When studying the written legacy of Islamic culture today, three characteristics are particularly evident. Firstly, the tendency to ensure validation of the traditions by chains of authorities (isn?d) and reading certificates (sam?'). Secondly, an often excessive commenting in the form of marginal and interlinear glosses, as well as in works of commentary and supercommentary. Thirdly, the extent and significance of the variation in the scope and the wording of the transmitted texts. The latter phenomenon will be studied systematically in this sub-project in Arabic and Islamic Studies.

The subject of text variation has always occupied Arabic and Islamic Studies, not least due to the enormous disparities in the various transmitted messages, in cases when one had not expected such discrepancies considering the consistency of the topic and the main authority on the matter. After almost 150 years of debate, this phenomenon could be explained by the fact that we have to distinguish between the books and papers produced for the purpose of publication, on the one hand, and the memory-serving notes and records (of often newly-compiled lecture materials) on the other.

This sub-project in Arabic and Islamic Studies will focus on text variation in completely transmitted works, and it must be pointed out that the research being carried out in this field is still in its infancy. Correction and collation techniques have only been mentioned sporadically in the literature. Substantial progress was made with Gacek's paper of 2007, "Taxonomy of scribal errors and corrections in Arabic manuscripts", in which he states: "Unfortunately, there exists as yet no systematic study of scribal errors and corrections in Arabic manuscripts, while the information on this subject is scanty and dispersed throughout various works dating from the manuscript age to the contemporary era." He refers to his essay as a "preliminary survey", so one objective of this sub-project will be to build on Gacek's findings for a selected, frequently copied text genre without being restricted to the location and time of the copies. The beneficiaries will be future editors and users of critical editions and manuscripts, who already have a good grasp of the texts' contents but still have to familiarise themselves with the possible scale of variation and the methods used to correct it when working with the manuscript medium. Moving beyond this practice-orientated aim, a section of the Arabic scripts will be systematically studied to work out what degree of text stability, on the one hand, and of change of the most varied nature, on the other, was made possible by the medium (and this may also include oral transmissions).
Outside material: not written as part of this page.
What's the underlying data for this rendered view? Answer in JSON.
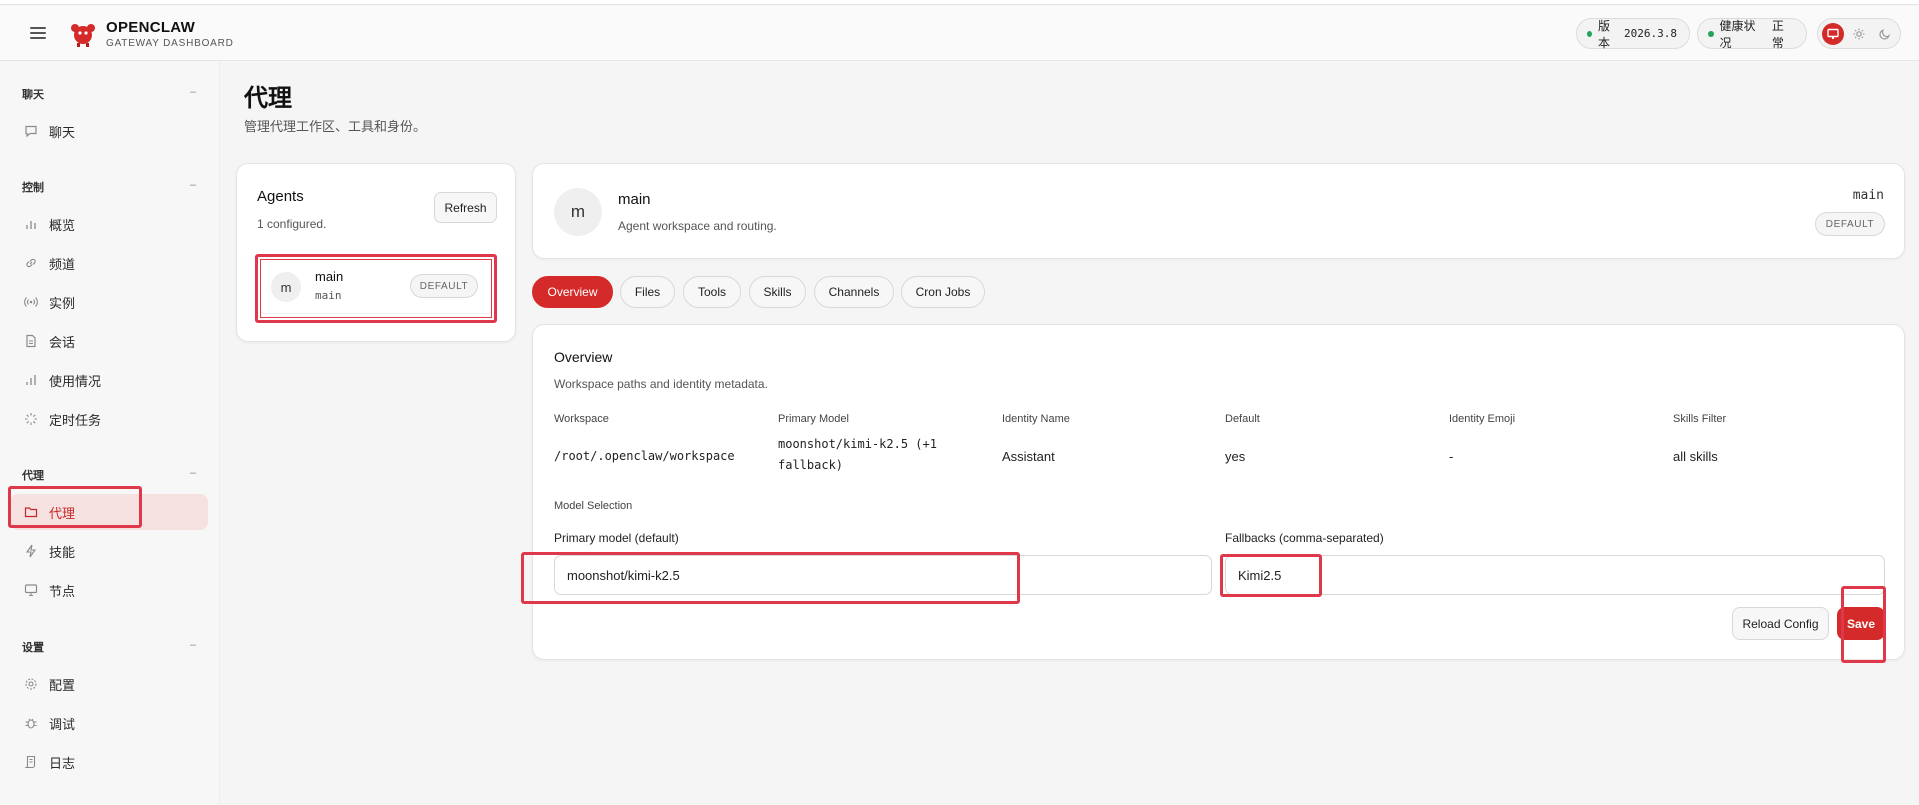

This should be achieved using copies of a single genre, Arabic didactic and model poems of a comparatively limited length. These copies will be studied in terms of the extent and causes of their text variation, as well as any recognisable means in the manuscripts to control variation. The specific character of these texts - which could be seen as short versified bundles of knowledge intended for wider circles - ensured extensive copying, thereby leading to an increased "frequency of mutation". A corpus of didactic and model poems has been created, comprising the following texts:

  • Ibn Zuraiq (st. um 1029 n. Chr.): al-Qaṣīda al-andalusīya (Model for expression),
  • aš-Šāṭibī (st. 1194): ‘Aqīlat atrāb al-qaṣā’id (Orthography of the Koran),
  • al-Ūšī (st. nach 1173): Bad’ al-amālī (Unity of God),
  • Ibn al-Wardī (st. 1349): Waṣīya li-waladihī (Calling to a holy life),
  • Ibn al-Ǧazarī (st. 1429): al-Muqaddima ... fī t-taǧwīd (Koran reading),
  • al-Laqānī (st. 1631): Ǧauharat at-tauḥīd (Profession of faith).

In order to examine how far both the comparatively late appearance of these poems and the scholar's status favoured or reduced the occurrence of variation, another poem has been added which has been ascribed (quite incorrectly) to a great and early religious authority:

  • Pseudo-‘Alī Ibn Abī Ṭālib: ad-Da‘wa al-ǧulǧulūtīya (Prayers with magical names of God).

As a control group, a piece of prose has been added for methodical reasons (see above):

  • as-Sanūsī (st. 1490): al-‘Aqīda aṣ-ṣuġrā (Profession of faith).